UNION CITY -- Clayton Hartwell wanted his name to be on "The Wall."

In the long history of the James Logan High wrestling program, only a few dozen wrestlers have their names on the wall -- reserved for those who have either won a section title or placed in the top eight at the state championships.

Hartwell is there now after a remarkable junior season that saw him win five tournaments at 195 pounds, including the North Coast Section championships, and finish sixth at the state meet in Bakersfield.

For those reasons, Hartwell was selected as Bay Area News Group's East Bay Wrestler of the Year.

"The best guys on the varsity team pushed me to get better, but they didn't really have to say anything," Hartwell said. "I just wanted to be like them.
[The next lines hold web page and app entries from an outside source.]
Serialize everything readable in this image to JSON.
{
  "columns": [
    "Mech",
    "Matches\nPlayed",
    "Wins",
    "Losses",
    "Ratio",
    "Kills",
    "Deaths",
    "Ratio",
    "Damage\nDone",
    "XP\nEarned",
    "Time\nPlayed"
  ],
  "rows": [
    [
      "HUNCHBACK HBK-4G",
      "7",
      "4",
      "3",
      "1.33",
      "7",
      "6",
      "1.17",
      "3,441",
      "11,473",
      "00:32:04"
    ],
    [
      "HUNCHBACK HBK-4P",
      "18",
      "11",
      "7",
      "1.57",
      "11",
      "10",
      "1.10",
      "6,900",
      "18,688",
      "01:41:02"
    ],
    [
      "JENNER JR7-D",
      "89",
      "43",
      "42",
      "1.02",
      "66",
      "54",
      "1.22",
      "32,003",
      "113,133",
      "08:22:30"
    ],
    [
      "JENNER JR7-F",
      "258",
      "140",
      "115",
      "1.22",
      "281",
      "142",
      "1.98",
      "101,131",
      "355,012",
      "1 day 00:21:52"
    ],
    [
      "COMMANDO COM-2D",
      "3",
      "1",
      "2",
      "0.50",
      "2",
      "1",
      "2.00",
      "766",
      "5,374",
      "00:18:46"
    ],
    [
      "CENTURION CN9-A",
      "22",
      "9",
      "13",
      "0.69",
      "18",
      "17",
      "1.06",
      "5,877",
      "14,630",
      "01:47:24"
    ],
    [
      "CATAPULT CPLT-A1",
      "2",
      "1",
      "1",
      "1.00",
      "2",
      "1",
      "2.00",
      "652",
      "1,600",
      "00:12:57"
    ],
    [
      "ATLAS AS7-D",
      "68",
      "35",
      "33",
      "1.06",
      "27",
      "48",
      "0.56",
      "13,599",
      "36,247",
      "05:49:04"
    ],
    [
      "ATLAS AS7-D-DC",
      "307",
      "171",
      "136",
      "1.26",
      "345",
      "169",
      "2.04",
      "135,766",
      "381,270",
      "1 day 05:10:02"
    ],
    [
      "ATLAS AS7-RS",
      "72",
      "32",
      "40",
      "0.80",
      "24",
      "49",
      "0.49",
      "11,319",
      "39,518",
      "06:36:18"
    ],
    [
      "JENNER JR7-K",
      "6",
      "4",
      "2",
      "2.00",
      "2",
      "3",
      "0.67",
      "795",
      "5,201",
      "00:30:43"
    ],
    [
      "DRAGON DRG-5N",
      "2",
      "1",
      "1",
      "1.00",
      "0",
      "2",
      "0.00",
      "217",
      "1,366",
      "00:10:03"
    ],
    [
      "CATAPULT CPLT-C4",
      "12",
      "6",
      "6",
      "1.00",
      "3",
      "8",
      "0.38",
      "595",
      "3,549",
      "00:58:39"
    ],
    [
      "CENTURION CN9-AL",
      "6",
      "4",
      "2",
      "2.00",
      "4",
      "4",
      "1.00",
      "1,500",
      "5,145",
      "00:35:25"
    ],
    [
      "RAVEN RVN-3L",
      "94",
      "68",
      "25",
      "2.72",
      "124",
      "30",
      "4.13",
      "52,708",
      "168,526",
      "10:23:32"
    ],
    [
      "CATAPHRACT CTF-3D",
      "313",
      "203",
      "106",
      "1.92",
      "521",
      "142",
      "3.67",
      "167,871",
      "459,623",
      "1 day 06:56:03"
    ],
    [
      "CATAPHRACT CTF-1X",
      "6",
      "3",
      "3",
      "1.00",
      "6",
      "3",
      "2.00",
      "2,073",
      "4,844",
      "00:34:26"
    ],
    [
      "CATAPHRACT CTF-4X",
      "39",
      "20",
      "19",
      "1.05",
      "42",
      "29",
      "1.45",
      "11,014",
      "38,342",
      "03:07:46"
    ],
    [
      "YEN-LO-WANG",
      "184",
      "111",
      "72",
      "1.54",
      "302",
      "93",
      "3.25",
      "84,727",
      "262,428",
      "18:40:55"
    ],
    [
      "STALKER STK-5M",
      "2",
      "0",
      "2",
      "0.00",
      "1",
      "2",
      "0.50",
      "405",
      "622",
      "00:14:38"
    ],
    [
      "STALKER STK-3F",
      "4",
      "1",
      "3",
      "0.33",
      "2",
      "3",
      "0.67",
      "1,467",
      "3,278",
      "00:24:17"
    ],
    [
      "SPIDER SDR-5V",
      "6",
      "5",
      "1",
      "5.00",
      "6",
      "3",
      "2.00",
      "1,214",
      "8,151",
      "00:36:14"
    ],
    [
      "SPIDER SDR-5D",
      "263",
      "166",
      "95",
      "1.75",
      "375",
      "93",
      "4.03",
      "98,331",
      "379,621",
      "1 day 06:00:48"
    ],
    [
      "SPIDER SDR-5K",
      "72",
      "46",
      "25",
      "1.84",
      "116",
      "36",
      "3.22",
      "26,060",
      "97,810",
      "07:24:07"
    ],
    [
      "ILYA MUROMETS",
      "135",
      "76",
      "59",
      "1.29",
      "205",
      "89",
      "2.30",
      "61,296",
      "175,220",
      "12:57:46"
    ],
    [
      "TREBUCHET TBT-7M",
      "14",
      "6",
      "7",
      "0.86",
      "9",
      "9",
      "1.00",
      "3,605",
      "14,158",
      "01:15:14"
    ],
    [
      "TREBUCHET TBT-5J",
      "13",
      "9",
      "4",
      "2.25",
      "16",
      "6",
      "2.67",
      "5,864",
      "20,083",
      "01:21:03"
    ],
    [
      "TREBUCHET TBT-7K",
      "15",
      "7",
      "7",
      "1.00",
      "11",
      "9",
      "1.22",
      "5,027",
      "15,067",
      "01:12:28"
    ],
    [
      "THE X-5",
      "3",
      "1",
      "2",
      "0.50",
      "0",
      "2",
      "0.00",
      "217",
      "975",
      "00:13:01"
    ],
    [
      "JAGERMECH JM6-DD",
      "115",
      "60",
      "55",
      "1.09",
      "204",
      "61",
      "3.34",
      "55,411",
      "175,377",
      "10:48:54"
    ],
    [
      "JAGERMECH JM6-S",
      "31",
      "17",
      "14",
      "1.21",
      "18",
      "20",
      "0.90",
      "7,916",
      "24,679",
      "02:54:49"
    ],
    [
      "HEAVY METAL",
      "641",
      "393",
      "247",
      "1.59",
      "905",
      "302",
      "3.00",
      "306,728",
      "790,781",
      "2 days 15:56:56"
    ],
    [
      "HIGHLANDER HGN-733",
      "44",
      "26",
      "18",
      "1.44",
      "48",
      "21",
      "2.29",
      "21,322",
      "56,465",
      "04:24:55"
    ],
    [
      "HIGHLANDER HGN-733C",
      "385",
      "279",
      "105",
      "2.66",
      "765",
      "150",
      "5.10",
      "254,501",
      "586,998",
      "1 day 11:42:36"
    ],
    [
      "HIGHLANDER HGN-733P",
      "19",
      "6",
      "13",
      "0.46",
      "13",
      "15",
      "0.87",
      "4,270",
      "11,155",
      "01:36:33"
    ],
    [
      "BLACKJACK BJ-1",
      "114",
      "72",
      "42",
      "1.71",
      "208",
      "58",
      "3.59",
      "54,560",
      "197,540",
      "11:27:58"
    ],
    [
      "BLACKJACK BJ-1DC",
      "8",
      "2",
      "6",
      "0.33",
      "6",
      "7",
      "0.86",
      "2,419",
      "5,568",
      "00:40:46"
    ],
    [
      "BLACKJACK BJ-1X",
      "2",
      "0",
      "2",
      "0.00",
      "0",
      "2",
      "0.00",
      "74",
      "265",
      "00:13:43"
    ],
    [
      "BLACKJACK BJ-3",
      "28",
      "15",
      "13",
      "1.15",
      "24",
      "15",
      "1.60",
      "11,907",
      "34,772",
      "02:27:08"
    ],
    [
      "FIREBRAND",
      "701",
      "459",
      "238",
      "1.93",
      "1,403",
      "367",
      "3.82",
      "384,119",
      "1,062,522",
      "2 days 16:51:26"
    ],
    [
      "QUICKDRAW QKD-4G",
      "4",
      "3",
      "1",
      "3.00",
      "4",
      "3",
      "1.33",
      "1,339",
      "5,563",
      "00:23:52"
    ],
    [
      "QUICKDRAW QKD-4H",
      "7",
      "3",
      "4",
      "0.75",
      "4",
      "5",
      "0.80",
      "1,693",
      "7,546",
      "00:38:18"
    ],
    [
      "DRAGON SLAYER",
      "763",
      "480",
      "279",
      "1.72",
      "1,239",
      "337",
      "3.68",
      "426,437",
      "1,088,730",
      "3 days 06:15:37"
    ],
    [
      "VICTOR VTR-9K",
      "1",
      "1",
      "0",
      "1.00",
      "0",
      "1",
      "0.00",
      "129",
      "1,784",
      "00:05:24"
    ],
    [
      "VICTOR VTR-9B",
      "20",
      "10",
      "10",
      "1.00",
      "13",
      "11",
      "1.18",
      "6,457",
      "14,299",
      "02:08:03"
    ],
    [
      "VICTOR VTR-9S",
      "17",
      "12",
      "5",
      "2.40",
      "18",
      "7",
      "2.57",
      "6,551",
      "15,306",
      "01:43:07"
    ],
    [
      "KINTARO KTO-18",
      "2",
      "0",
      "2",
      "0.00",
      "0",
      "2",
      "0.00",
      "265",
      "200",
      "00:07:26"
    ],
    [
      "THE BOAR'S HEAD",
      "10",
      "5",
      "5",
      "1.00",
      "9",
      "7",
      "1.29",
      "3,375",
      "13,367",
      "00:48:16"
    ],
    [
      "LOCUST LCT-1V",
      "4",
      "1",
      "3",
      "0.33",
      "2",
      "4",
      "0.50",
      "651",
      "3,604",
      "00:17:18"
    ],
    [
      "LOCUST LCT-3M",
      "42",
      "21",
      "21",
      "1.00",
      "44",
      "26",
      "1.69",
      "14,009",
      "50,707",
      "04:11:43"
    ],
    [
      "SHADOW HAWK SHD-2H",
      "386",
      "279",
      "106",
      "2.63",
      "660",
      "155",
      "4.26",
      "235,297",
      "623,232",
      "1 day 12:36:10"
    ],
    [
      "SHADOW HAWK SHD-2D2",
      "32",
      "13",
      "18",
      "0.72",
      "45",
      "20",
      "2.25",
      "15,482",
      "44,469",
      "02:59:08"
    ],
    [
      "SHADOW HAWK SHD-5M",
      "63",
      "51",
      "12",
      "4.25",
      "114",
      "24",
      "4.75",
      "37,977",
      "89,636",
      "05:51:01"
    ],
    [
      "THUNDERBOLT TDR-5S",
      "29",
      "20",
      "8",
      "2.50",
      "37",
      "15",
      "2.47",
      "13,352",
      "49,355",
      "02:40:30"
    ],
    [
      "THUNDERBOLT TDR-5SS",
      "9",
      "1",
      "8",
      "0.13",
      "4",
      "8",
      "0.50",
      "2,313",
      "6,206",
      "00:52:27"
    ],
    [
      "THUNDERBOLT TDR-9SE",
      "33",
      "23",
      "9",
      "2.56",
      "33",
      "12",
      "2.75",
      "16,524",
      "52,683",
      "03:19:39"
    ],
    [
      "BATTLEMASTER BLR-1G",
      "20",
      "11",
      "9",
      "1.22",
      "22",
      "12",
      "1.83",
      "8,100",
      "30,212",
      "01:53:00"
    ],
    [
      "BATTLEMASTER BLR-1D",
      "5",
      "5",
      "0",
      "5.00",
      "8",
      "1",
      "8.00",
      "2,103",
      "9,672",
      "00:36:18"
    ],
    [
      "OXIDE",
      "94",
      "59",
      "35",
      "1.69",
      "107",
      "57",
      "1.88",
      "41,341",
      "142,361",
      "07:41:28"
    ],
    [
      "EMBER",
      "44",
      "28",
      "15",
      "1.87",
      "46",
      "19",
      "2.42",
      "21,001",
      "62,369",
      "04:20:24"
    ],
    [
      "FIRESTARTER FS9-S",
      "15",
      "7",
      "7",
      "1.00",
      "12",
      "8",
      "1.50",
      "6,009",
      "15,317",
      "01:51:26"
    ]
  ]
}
I wanted to be one of the best guys in the room."

At the start of Hartwell's sophomore season, it wasn't clear if he would make the varsity team. But Hartwell dedicated himself to the sport, won the MVAL title and eventually took fourth at the NCS championships to qualify for the state meet. At the state championships, an elbow injury prevented him from competing.

That disappointment of not being able to wrestle at the state championships fueled Hartwell to take the next step in his development. He qualified to compete at the 2012 USAW Cadet Freestyle Nationals, where he trained with Olympic-caliber athletes and coaches.

"That experience really helped him improve as a wrestler," James Logan coach Eli Bagaoisan said of Hartwell. "He'd put the mat time in after practice each day. You could see he was getting better."

Hartwell's high school season got off to a solid start. In December, he took second at the Curt Mettler Invitational at Elk Grove High and later took first at the Zinkin Classic at Buchanan High. His expectations were high as he prepared for the prestigious Doc Buchanan Invitational, where he was the No. 2 seed at 195 pounds.

Hartwell made it to the semifinals but suffered a knee injury in the tournament and placed sixth.

Hartwell was disappointed. But once he was healthy again, he went on to win the Overfelt Classic and had a breakout moment when he won the Mission San Jose Invitational, as he defeated Clovis' Matt Weiss, then ranked fourth in the state, in the finals.

"That was definitely the golden match," Hartwell said. "I got down 4-0 and came back and was victorious. After that match, I knew I could win NCS."

Hartwell breezed though the MVAL championships, where the Colts won nine league titles, and captured the section title, as he pinned No. 1 seed Jason Price of McKinleyville in the second period. For about a month, Hartwell was unstoppable.

That momentum carried into the state championships, where he won his first three matches.

He ran into Jeramy Sweany of Vacaville in the quarterfinal and lost via pinfall in the third period, but he recovered from that match to win two more bouts and earn a sixth place medal.

"Since the beginning of my sophomore year, my goal was to be on the wall, and the only way to do that is to win NCS or place at state," Hartwell said. "That's all I wanted."